Genre shifts again in Roxane Gay's "Important Things to Know," an organic, highly-organized series of third-person meditations on our culture's penchant for judging and labeling women in sections titled things like "Important things to know About Loose Women" and "Important things to Know about Frigid Women." Valerie Miner's "Amazon: 3 Versions," tells the story of a mother and her twin daughters in sections of alternating first person followed by "Ying: Anima/Animus," a photo essay by Paul Szynol that "confronts stereotypes of women, particularly the reductive view of women as the sum of their appearance." Elaina Ellis's "Five Prayers for the Divine Miss Ann Lee" is a series of prose poems. Hanna Brooks Olsen, Timothy Thomas, and Shyn Midili's "Queen of In-between" merges interview, email exchange, observation, and photography to explore the notion that "men and women [are] rarely exposed to examples of what gender is beyond the traditional men-are-like-this-women-are-like-that archetypes..."
All the more intriguing is how little editorial intrusion Austin and Thompson have imposed on their contributors. "Some stories were written," Austin writes in the introduction, "then illustrated; some pairs worked backwards from a visual image.

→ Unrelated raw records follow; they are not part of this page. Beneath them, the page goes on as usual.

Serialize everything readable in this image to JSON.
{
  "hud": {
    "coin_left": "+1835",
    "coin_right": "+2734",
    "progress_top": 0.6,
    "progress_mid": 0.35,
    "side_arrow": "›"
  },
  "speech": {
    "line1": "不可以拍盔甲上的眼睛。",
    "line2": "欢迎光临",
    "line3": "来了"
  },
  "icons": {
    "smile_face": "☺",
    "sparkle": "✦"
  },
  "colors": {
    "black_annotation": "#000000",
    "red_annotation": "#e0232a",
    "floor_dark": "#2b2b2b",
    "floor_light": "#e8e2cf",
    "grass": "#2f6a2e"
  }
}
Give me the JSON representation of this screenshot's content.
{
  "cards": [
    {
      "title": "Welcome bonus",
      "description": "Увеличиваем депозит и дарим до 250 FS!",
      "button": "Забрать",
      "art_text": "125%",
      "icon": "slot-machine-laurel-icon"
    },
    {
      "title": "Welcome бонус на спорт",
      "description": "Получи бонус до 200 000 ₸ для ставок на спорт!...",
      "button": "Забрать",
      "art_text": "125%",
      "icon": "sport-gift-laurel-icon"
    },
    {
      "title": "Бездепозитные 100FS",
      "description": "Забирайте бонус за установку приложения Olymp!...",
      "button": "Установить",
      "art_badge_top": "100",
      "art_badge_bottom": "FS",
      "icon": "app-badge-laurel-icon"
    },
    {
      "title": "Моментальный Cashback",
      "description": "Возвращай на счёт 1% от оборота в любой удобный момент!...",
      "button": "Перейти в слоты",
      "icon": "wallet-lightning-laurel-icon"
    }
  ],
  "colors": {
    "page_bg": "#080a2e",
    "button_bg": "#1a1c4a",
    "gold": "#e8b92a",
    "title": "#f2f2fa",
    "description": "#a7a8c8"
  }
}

Other collaborators...worked individually to interpret the idea in contemporary ways." The Better Bombshell pairs writers and artists the editors believe do beautiful and important work, not writers and artists they believe will create hard and fast definitions of the modern woman. As a result, The Better Bombshell makes conversation rather than argument, bringing writers, artists, and audiences together under a simple rubric: let's talk, let's work together, let's see where that takes us.
This interactivity results in an anthology that fails to answer the questions it poses; this failure, however, is its success. The Better Bombshell "fails" to answer these questions because there are no answers. There is no "better" bombshell in this day and age. There are no guidelines women must fulfill to be desired or successful or liked in the 21st Century. There are just women. Women in all their shapes and sizes. Women of various purposes and position. Women we love. Women we hate. Women we wish we were. Women we wish were ours.
Perhaps most importantly, The Better Bombshell reminds us skeptics why art (visual and textual) is important in the age of...anything but. Art is not about product. Art is not about argument. Art is about process. Art is about investigation. While much of the art we process gets tossed into the trash, sometimes the art we make speaks to the human experience. Sometimes this work ends up in museums and in books. Sometimes this work is made in one place and presented to the world.
In this case, The Better Bombshell does just that, and the results are well worth Austin and Thompson's efforts. "You may not agree with the voices in this book," Austin concedes in the introduction. "We've had hard comments already...one striking voice of criticism asked if creating a better bombshell was akin to creating a better nigger. But that kind of dialogue needs to be had."